= Description of the task =
Wherever the word "title" appears in the entries, copy the whole line.
Start of Source material
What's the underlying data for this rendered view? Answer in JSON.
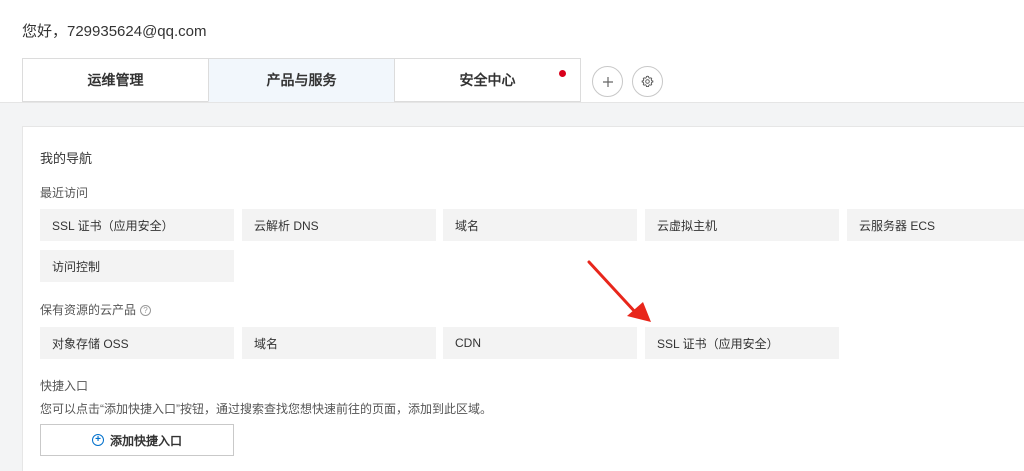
{
  "header": {
    "greeting": "您好，729935624@qq.com"
  },
  "tabs": [
    {
      "label": "运维管理"
    },
    {
      "label": "产品与服务"
    },
    {
      "label": "安全中心"
    }
  ],
  "tab_actions": {
    "add_icon": "plus-icon",
    "settings_icon": "gear-icon"
  },
  "nav": {
    "title": "我的导航",
    "recent": {
      "title": "最近访问",
      "items": [
        "SSL 证书（应用安全）",
        "云解析 DNS",
        "域名",
        "云虚拟主机",
        "云服务器 ECS",
        "访问控制"
      ]
    },
    "owned": {
      "title": "保有资源的云产品",
      "items": [
        "对象存储 OSS",
        "域名",
        "CDN",
        "SSL 证书（应用安全）"
      ]
    },
    "shortcut": {
      "title": "快捷入口",
      "desc": "您可以点击“添加快捷入口”按钮，通过搜索查找您想快速前往的页面，添加到此区域。",
      "add_label": "添加快捷入口"
    }
  },
  "colors": {
    "accent": "#0070cc",
    "notification_dot": "#d9001b",
    "annotation_arrow": "#e8261b"
  }
}
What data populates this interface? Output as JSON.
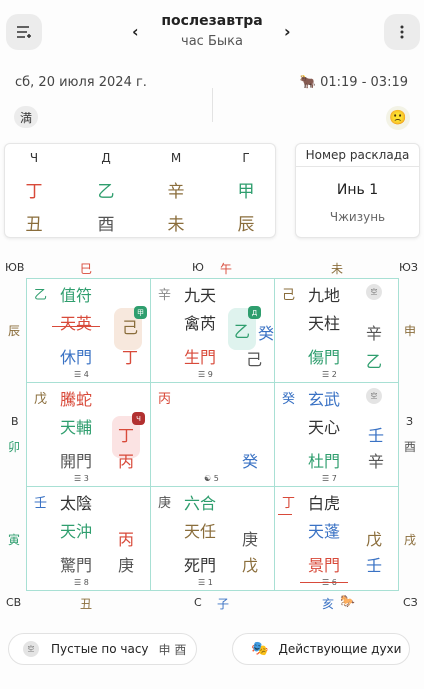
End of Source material
= Exercise output =
    "title": "我的导航",
      "title": "最近访问",
      "title": "保有资源的云产品",
      "title": "快捷入口",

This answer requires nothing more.